Medical aid schemes are controversial monthly insurance expenses, from the government berating that the most of South Africa’s medical fraternity are ensconced in private practice and providing services to a privileged minority to the percentage that those payments consume of members’ disposable income and what they receive in return.
But escalating private medical practice costs have meant that while contributions have increased, the benefits covered have diminished as specialists’ rates have climbed more swiftly than the reimbursements.
Into that milieu entered the short-term gap cover insurance concept – insurance against being out of pocket when interactions with specialists become something scheme administrators are not prepared to cover in full.

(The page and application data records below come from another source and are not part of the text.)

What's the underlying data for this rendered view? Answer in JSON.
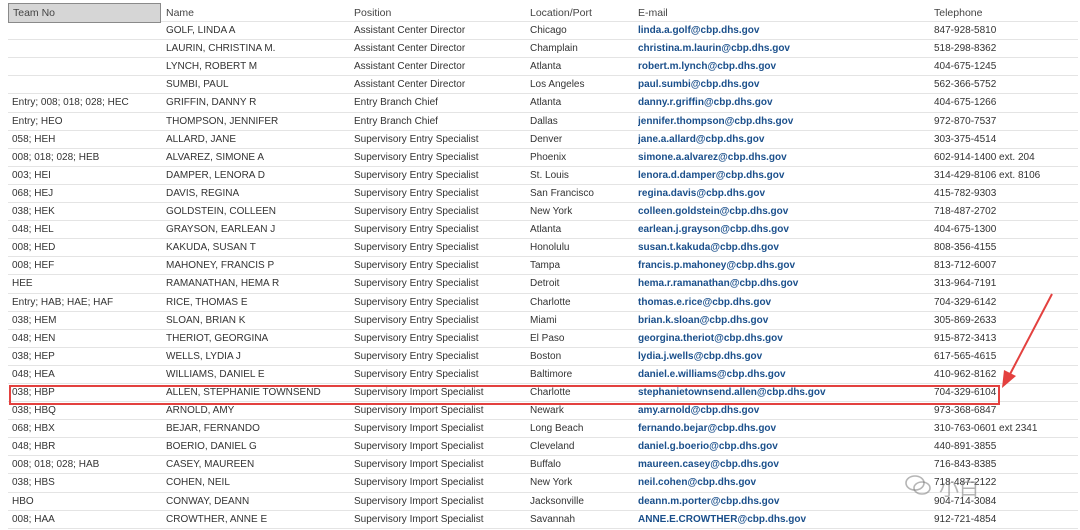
{
  "headers": {
    "team": "Team No",
    "name": "Name",
    "position": "Position",
    "location": "Location/Port",
    "email": "E-mail",
    "telephone": "Telephone"
  },
  "rows": [
    {
      "team": "",
      "name": "GOLF, LINDA A",
      "position": "Assistant Center Director",
      "location": "Chicago",
      "email": "linda.a.golf@cbp.dhs.gov",
      "telephone": "847-928-5810"
    },
    {
      "team": "",
      "name": "LAURIN, CHRISTINA M.",
      "position": "Assistant Center Director",
      "location": "Champlain",
      "email": "christina.m.laurin@cbp.dhs.gov",
      "telephone": "518-298-8362"
    },
    {
      "team": "",
      "name": "LYNCH, ROBERT M",
      "position": "Assistant Center Director",
      "location": "Atlanta",
      "email": "robert.m.lynch@cbp.dhs.gov",
      "telephone": "404-675-1245"
    },
    {
      "team": "",
      "name": "SUMBI, PAUL",
      "position": "Assistant Center Director",
      "location": "Los Angeles",
      "email": "paul.sumbi@cbp.dhs.gov",
      "telephone": "562-366-5752"
    },
    {
      "team": "Entry; 008; 018; 028; HEC",
      "name": "GRIFFIN, DANNY R",
      "position": "Entry Branch Chief",
      "location": "Atlanta",
      "email": "danny.r.griffin@cbp.dhs.gov",
      "telephone": "404-675-1266"
    },
    {
      "team": "Entry; HEO",
      "name": "THOMPSON, JENNIFER",
      "position": "Entry Branch Chief",
      "location": "Dallas",
      "email": "jennifer.thompson@cbp.dhs.gov",
      "telephone": "972-870-7537"
    },
    {
      "team": "058; HEH",
      "name": "ALLARD, JANE",
      "position": "Supervisory Entry Specialist",
      "location": "Denver",
      "email": "jane.a.allard@cbp.dhs.gov",
      "telephone": "303-375-4514"
    },
    {
      "team": "008; 018; 028; HEB",
      "name": "ALVAREZ, SIMONE A",
      "position": "Supervisory Entry Specialist",
      "location": "Phoenix",
      "email": "simone.a.alvarez@cbp.dhs.gov",
      "telephone": "602-914-1400 ext. 204"
    },
    {
      "team": "003; HEI",
      "name": "DAMPER, LENORA D",
      "position": "Supervisory Entry Specialist",
      "location": "St. Louis",
      "email": "lenora.d.damper@cbp.dhs.gov",
      "telephone": "314-429-8106 ext. 8106"
    },
    {
      "team": "068; HEJ",
      "name": "DAVIS, REGINA",
      "position": "Supervisory Entry Specialist",
      "location": "San Francisco",
      "email": "regina.davis@cbp.dhs.gov",
      "telephone": "415-782-9303"
    },
    {
      "team": "038; HEK",
      "name": "GOLDSTEIN, COLLEEN",
      "position": "Supervisory Entry Specialist",
      "location": "New York",
      "email": "colleen.goldstein@cbp.dhs.gov",
      "telephone": "718-487-2702"
    },
    {
      "team": "048; HEL",
      "name": "GRAYSON, EARLEAN J",
      "position": "Supervisory Entry Specialist",
      "location": "Atlanta",
      "email": "earlean.j.grayson@cbp.dhs.gov",
      "telephone": "404-675-1300"
    },
    {
      "team": "008; HED",
      "name": "KAKUDA, SUSAN T",
      "position": "Supervisory Entry Specialist",
      "location": "Honolulu",
      "email": "susan.t.kakuda@cbp.dhs.gov",
      "telephone": "808-356-4155"
    },
    {
      "team": "008; HEF",
      "name": "MAHONEY, FRANCIS P",
      "position": "Supervisory Entry Specialist",
      "location": "Tampa",
      "email": "francis.p.mahoney@cbp.dhs.gov",
      "telephone": "813-712-6007"
    },
    {
      "team": "HEE",
      "name": "RAMANATHAN, HEMA R",
      "position": "Supervisory Entry Specialist",
      "location": "Detroit",
      "email": "hema.r.ramanathan@cbp.dhs.gov",
      "telephone": "313-964-7191"
    },
    {
      "team": "Entry; HAB; HAE; HAF",
      "name": "RICE, THOMAS E",
      "position": "Supervisory Entry Specialist",
      "location": "Charlotte",
      "email": "thomas.e.rice@cbp.dhs.gov",
      "telephone": "704-329-6142"
    },
    {
      "team": "038; HEM",
      "name": "SLOAN, BRIAN K",
      "position": "Supervisory Entry Specialist",
      "location": "Miami",
      "email": "brian.k.sloan@cbp.dhs.gov",
      "telephone": "305-869-2633"
    },
    {
      "team": "048; HEN",
      "name": "THERIOT, GEORGINA",
      "position": "Supervisory Entry Specialist",
      "location": "El Paso",
      "email": "georgina.theriot@cbp.dhs.gov",
      "telephone": "915-872-3413"
    },
    {
      "team": "038; HEP",
      "name": "WELLS, LYDIA J",
      "position": "Supervisory Entry Specialist",
      "location": "Boston",
      "email": "lydia.j.wells@cbp.dhs.gov",
      "telephone": "617-565-4615"
    },
    {
      "team": "048; HEA",
      "name": "WILLIAMS, DANIEL E",
      "position": "Supervisory Entry Specialist",
      "location": "Baltimore",
      "email": "daniel.e.williams@cbp.dhs.gov",
      "telephone": "410-962-8162"
    },
    {
      "team": "038; HBP",
      "name": "ALLEN, STEPHANIE TOWNSEND",
      "position": "Supervisory Import Specialist",
      "location": "Charlotte",
      "email": "stephanietownsend.allen@cbp.dhs.gov",
      "telephone": "704-329-6104"
    },
    {
      "team": "038; HBQ",
      "name": "ARNOLD, AMY",
      "position": "Supervisory Import Specialist",
      "location": "Newark",
      "email": "amy.arnold@cbp.dhs.gov",
      "telephone": "973-368-6847"
    },
    {
      "team": "068; HBX",
      "name": "BEJAR, FERNANDO",
      "position": "Supervisory Import Specialist",
      "location": "Long Beach",
      "email": "fernando.bejar@cbp.dhs.gov",
      "telephone": "310-763-0601 ext 2341"
    },
    {
      "team": "048; HBR",
      "name": "BOERIO, DANIEL G",
      "position": "Supervisory Import Specialist",
      "location": "Cleveland",
      "email": "daniel.g.boerio@cbp.dhs.gov",
      "telephone": "440-891-3855"
    },
    {
      "team": "008; 018; 028; HAB",
      "name": "CASEY, MAUREEN",
      "position": "Supervisory Import Specialist",
      "location": "Buffalo",
      "email": "maureen.casey@cbp.dhs.gov",
      "telephone": "716-843-8385"
    },
    {
      "team": "038; HBS",
      "name": "COHEN, NEIL",
      "position": "Supervisory Import Specialist",
      "location": "New York",
      "email": "neil.cohen@cbp.dhs.gov",
      "telephone": "718-487-2122"
    },
    {
      "team": "HBO",
      "name": "CONWAY, DEANN",
      "position": "Supervisory Import Specialist",
      "location": "Jacksonville",
      "email": "deann.m.porter@cbp.dhs.gov",
      "telephone": "904-714-3084"
    },
    {
      "team": "008; HAA",
      "name": "CROWTHER, ANNE E",
      "position": "Supervisory Import Specialist",
      "location": "Savannah",
      "email": "ANNE.E.CROWTHER@cbp.dhs.gov",
      "telephone": "912-721-4854"
    }
  ],
  "highlight": {
    "row_index": 20,
    "color": "#e3413f"
  },
  "watermark": {
    "text": "小白",
    "icon": "wechat-icon"
  }
}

Gap cover provides the difference between what medical aids pay for in-hospital procedures in line with the National Health Reference Price List (NHRPL), as maintained by the Department of Health and the Council for Medical Schemes, and what doctors actually charge. If the medical aid pays out 100 per cent of the medical aid (or NHRPL) rate and the specialist charges three times that amount, members are responsible for the difference.
Bull’s Eye Financial Services Group executive Vanessa Roux says South African specialists are not regulated on the rates they can charge, meaning patients pay the shortfall from their pockets. That amount may be 500 per cent of the rate the scheme is prepared to cover.

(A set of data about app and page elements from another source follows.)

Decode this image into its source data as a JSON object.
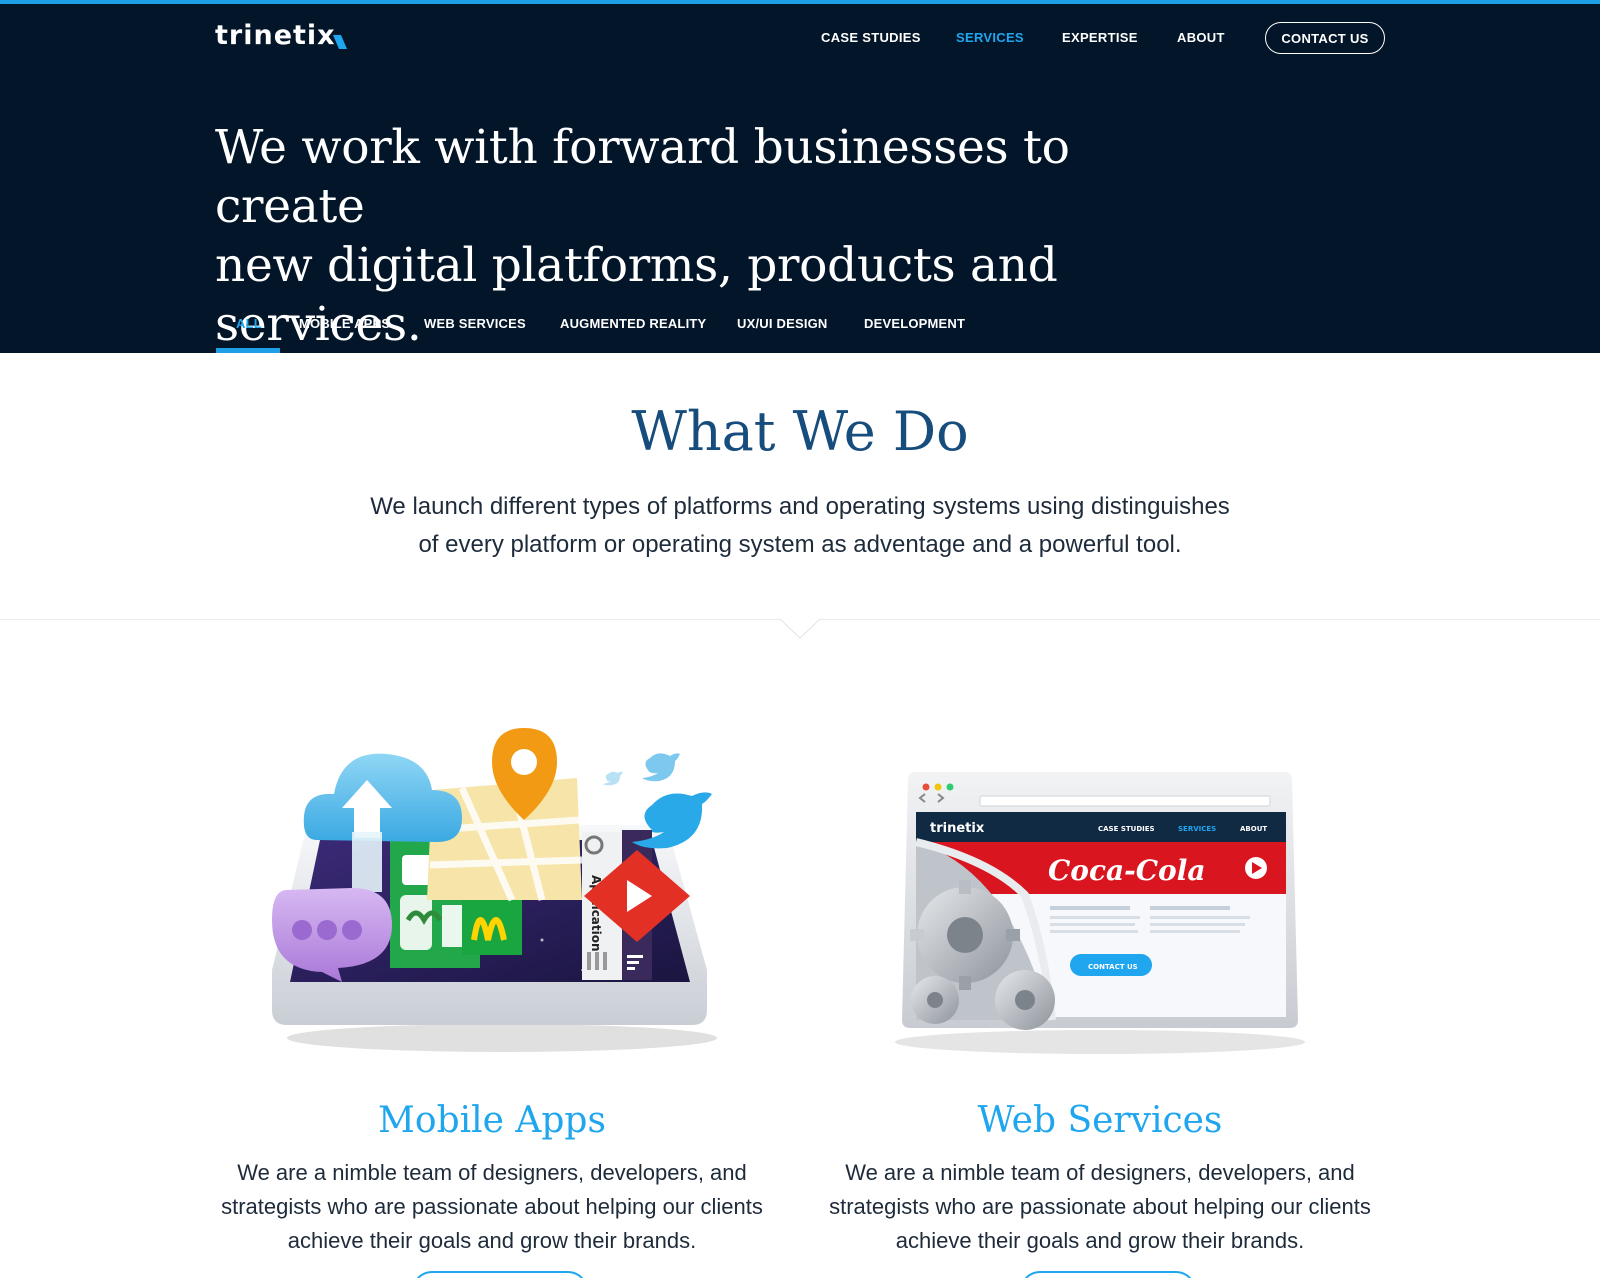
{
  "header": {
    "logo_text": "trinetix",
    "nav": [
      {
        "label": "CASE STUDIES",
        "active": false
      },
      {
        "label": "SERVICES",
        "active": true
      },
      {
        "label": "EXPERTISE",
        "active": false
      },
      {
        "label": "ABOUT",
        "active": false
      }
    ],
    "contact_label": "CONTACT US"
  },
  "hero": {
    "title_line1": "We work with forward businesses to create",
    "title_line2": "new digital platforms, products and services."
  },
  "filters": [
    {
      "label": "ALL",
      "active": true
    },
    {
      "label": "MOBILE APPS",
      "active": false
    },
    {
      "label": "WEB SERVICES",
      "active": false
    },
    {
      "label": "AUGMENTED REALITY",
      "active": false
    },
    {
      "label": "UX/UI DESIGN",
      "active": false
    },
    {
      "label": "DEVELOPMENT",
      "active": false
    }
  ],
  "what_we_do": {
    "title": "What We Do",
    "desc_line1": "We launch different types of platforms and operating systems using distinguishes",
    "desc_line2": "of every platform or operating system as adventage and a powerful tool."
  },
  "services": [
    {
      "title": "Mobile Apps",
      "desc_line1": "We are a nimble team of designers, developers, and",
      "desc_line2": "strategists who are passionate about helping our clients",
      "desc_line3": "achieve their goals and grow their brands.",
      "illustration_text": "Application"
    },
    {
      "title": "Web Services",
      "desc_line1": "We are a nimble team of designers, developers, and",
      "desc_line2": "strategists who are passionate about helping our clients",
      "desc_line3": "achieve their goals and grow their brands.",
      "screen": {
        "logo": "trinetix",
        "nav": [
          "CASE STUDIES",
          "SERVICES",
          "ABOUT"
        ],
        "banner_brand": "Coca-Cola",
        "button": "CONTACT US"
      }
    }
  ],
  "colors": {
    "hero_bg": "#031529",
    "accent": "#1fa6ee",
    "heading_dark_blue": "#174d7d",
    "text": "#1e2b3a"
  }
}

“Gap cover providers are under increased pressure from medical schemes in terms of benefit design and some service providers, who change their billing practices according to whether or not policyholders have additional insurance provisions,” Martin Rimmer, CEO of Sirago Underwriting Managers, is on record for stating, effectively throwing down the gauntlet to the industry.

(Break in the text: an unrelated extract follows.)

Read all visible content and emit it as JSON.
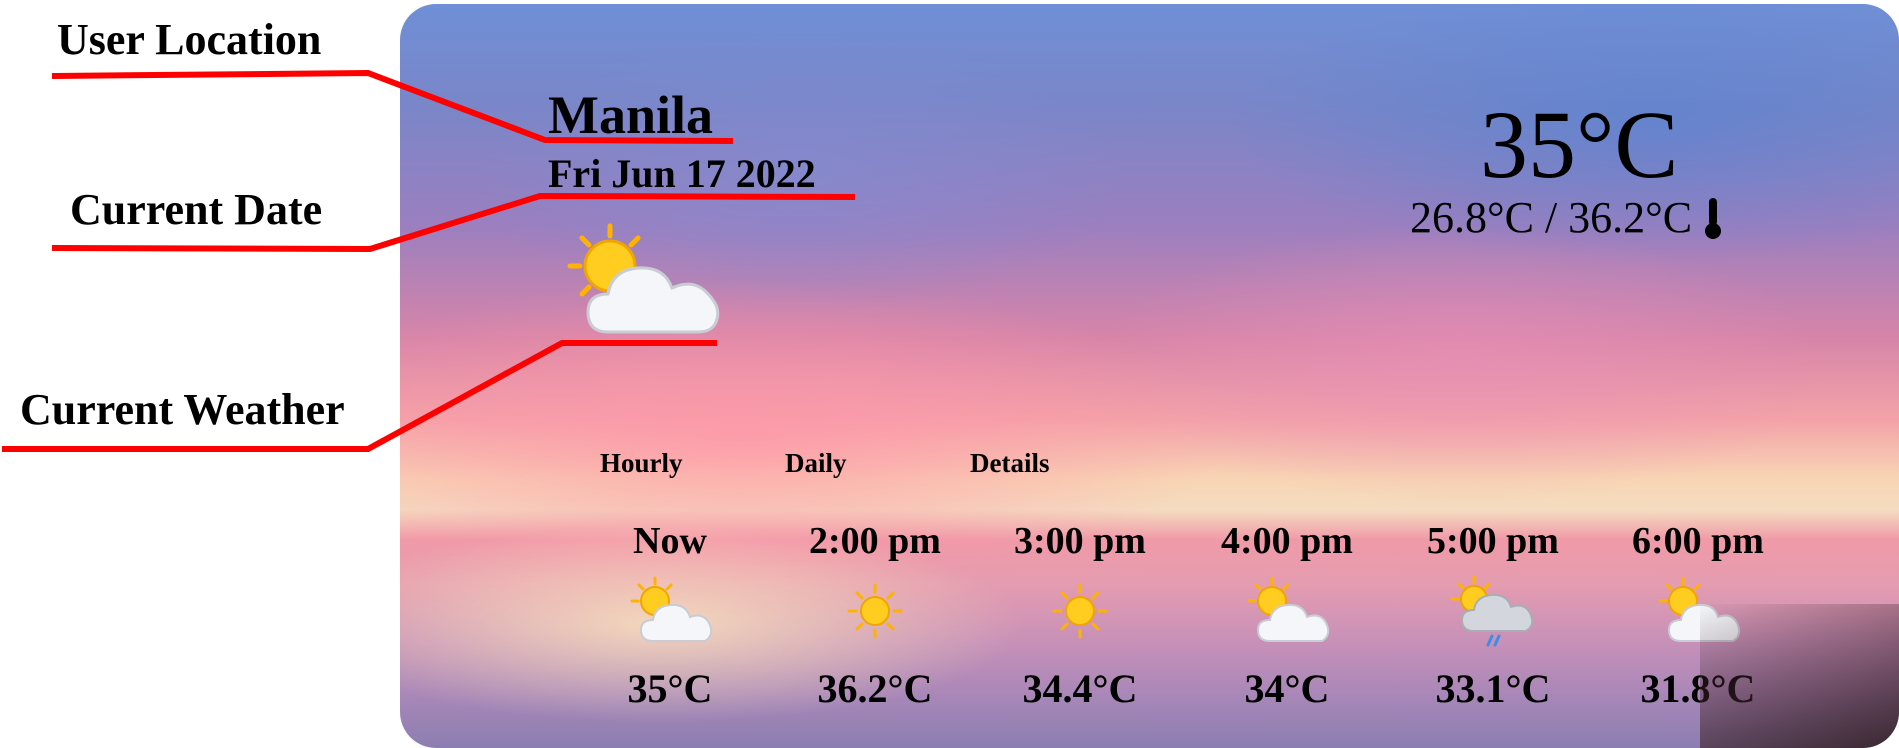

Sebastian Zoutendyk, director at Zestlife, says that the expectation by medical aid members that their scheme will wholly cover their hospitalisation costs is seldom met. Benefits are limited to their medical scheme tariffs (MST), but medical practitioners can demand considerably more than the MST. “This charge creates a shortfall the medical scheme does not cover and the actual charges of many procedures performed by surgeons, anaesthetists and others can add up to sizeable payment gaps,” he says.
Zestlife schemes include in-hospital procedures up to 500 per cent; outpatient cover for more than 50 procedures – irrespective of these being performed in-hospital or at an out-patient facility; copayments for hospital admissions; non-designated service provider (DSP) hospital copayments expressed in rands rather than as percentages as well cancer treatment, internal prosthesis, casualty, dental, accidental death, permanent disability and medical premium waivers.
Tony Singleton, CEO of Turnberry Management Risk Solutions, says members applying for gap cover are subject to waiting periods if they have not previously had these policies. Typically, a three-month general waiting period applies to all benefits with the exception of those providing cover for up to 500 per cent should the policy commencement be in line with the medical scheme’s commencement date. Pregnancy and childbirth has a nine-month waiting period, while a 12-month period applies to hysterectomies – unless there is a proven malignancy, hysteroscopy and endometrial ablations, joint replacements and spinal surgery or treatment –unless sustained in an accident, tonsillectomies, grommets, adenoids, wisdom teeth and hernia treatment or surgery – unless due to emergency surgery. Pre-diagnosed cancers are covered provided the person has been in complete remission for five years.
Bryan Hirsch, director at Bryan Hirsch Colley & Associates, says that as South Africans cut their expenditure, healthcare has
taken centre stage. Most medical schemes have unlimited overall benefits and members believe they are covered for major illnesses for whatever benefits they need to claim. However, Clayton Samsodien, MD of Genesis EB Solutions, says a more detailed analysis of scheme structures shows many benefits have sub-limits – only covering parts of the procedures. Sub-limits may mean a procedure will only be covered in the public sector. “Members must find a marriage between their medical aid schemes and their gap cover options,” he says.